The main reason is that if you then take another step up, it goes to 2d8, then 2d10, etc. It keeps it very easy to remember, without having numerous charts to dicsuss dice progression. So in reality, this is all that would need to be printed:

Xd4 -> Xd6 -> Xd8 -> Xd10 -> Xd12 -> (x+1)d6

Are you saying that after 2d12 would come 3d6? If so, I think you'll have a hard time making the case that it's a step up.

doublethe number of dice and regress back to d6's, not just add 1 to the number of dice.For instance:

...->1d10->1d12->2d6

...->2d10->2d12->4d6

...->4d10->4d12->8d6

So, you ultimately wind up with the same maximum number as the Xd12, but a higher average with the (X*2)d6.

For example, 2d12 average is 13 (6.5x2) whereas 4d6 average is 14 (3.5x4). The 4d12 average is 26 and 8d6 average is 28. In both instances, the maximums are the same for Xd12 and (X*2)d6, but the averages are higher for the (X*2)d6.

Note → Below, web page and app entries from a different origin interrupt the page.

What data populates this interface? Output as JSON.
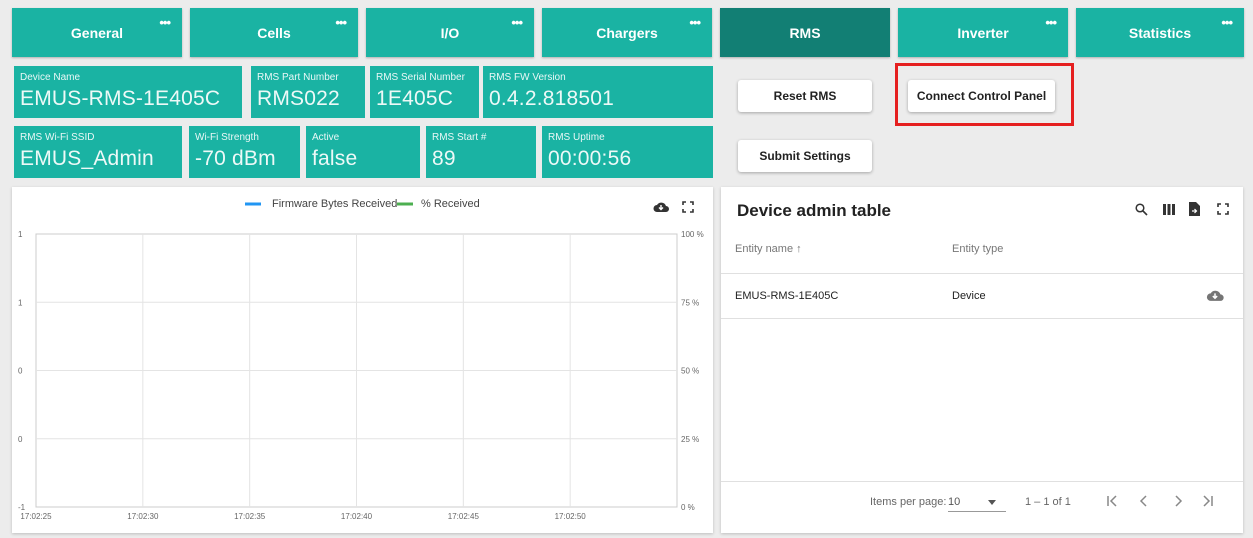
{
  "tabs": [
    {
      "label": "General",
      "dots": "•••"
    },
    {
      "label": "Cells",
      "dots": "•••"
    },
    {
      "label": "I/O",
      "dots": "•••"
    },
    {
      "label": "Chargers",
      "dots": "•••"
    },
    {
      "label": "RMS",
      "dots": ""
    },
    {
      "label": "Inverter",
      "dots": "•••"
    },
    {
      "label": "Statistics",
      "dots": "•••"
    }
  ],
  "tiles": {
    "device_name": {
      "label": "Device Name",
      "value": "EMUS-RMS-1E405C"
    },
    "part_number": {
      "label": "RMS Part Number",
      "value": "RMS022"
    },
    "serial_number": {
      "label": "RMS Serial Number",
      "value": "1E405C"
    },
    "fw_version": {
      "label": "RMS FW Version",
      "value": "0.4.2.818501"
    },
    "wifi_ssid": {
      "label": "RMS Wi-Fi SSID",
      "value": "EMUS_Admin"
    },
    "wifi_strength": {
      "label": "Wi-Fi Strength",
      "value": "-70 dBm"
    },
    "active": {
      "label": "Active",
      "value": "false"
    },
    "start_count": {
      "label": "RMS Start #",
      "value": "89"
    },
    "uptime": {
      "label": "RMS Uptime",
      "value": "00:00:56"
    }
  },
  "buttons": {
    "reset": "Reset RMS",
    "connect": "Connect Control Panel",
    "submit": "Submit Settings"
  },
  "chart_data": {
    "type": "line",
    "series": [
      {
        "name": "Firmware Bytes Received",
        "color": "#2196f3",
        "values": []
      },
      {
        "name": "% Received",
        "color": "#4caf50",
        "values": []
      }
    ],
    "x_ticks": [
      "17:02:25",
      "17:02:30",
      "17:02:35",
      "17:02:40",
      "17:02:45",
      "17:02:50"
    ],
    "y_left_ticks": [
      "1",
      "1",
      "0",
      "0",
      "-1"
    ],
    "y_right_ticks": [
      "100 %",
      "75 %",
      "50 %",
      "25 %",
      "0 %"
    ],
    "grid": true,
    "legend": "top-center"
  },
  "table": {
    "title": "Device admin table",
    "columns": [
      "Entity name ↑",
      "Entity type"
    ],
    "rows": [
      {
        "name": "EMUS-RMS-1E405C",
        "type": "Device"
      }
    ],
    "footer": {
      "items_per_page_label": "Items per page:",
      "items_per_page": "10",
      "range": "1 – 1 of 1"
    }
  },
  "icons": {
    "dots": "more-horiz-icon",
    "download": "cloud-download-icon",
    "fullscreen": "fullscreen-icon",
    "search": "search-icon",
    "columns": "columns-icon",
    "export": "file-export-icon"
  },
  "colors": {
    "tile": "#1ab3a3",
    "tab_active": "#127f74",
    "highlight": "#e51f1f"
  }
}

My bad, I did mean to double it, as Landale3 pointed out. So 2d12 would go to 4d6.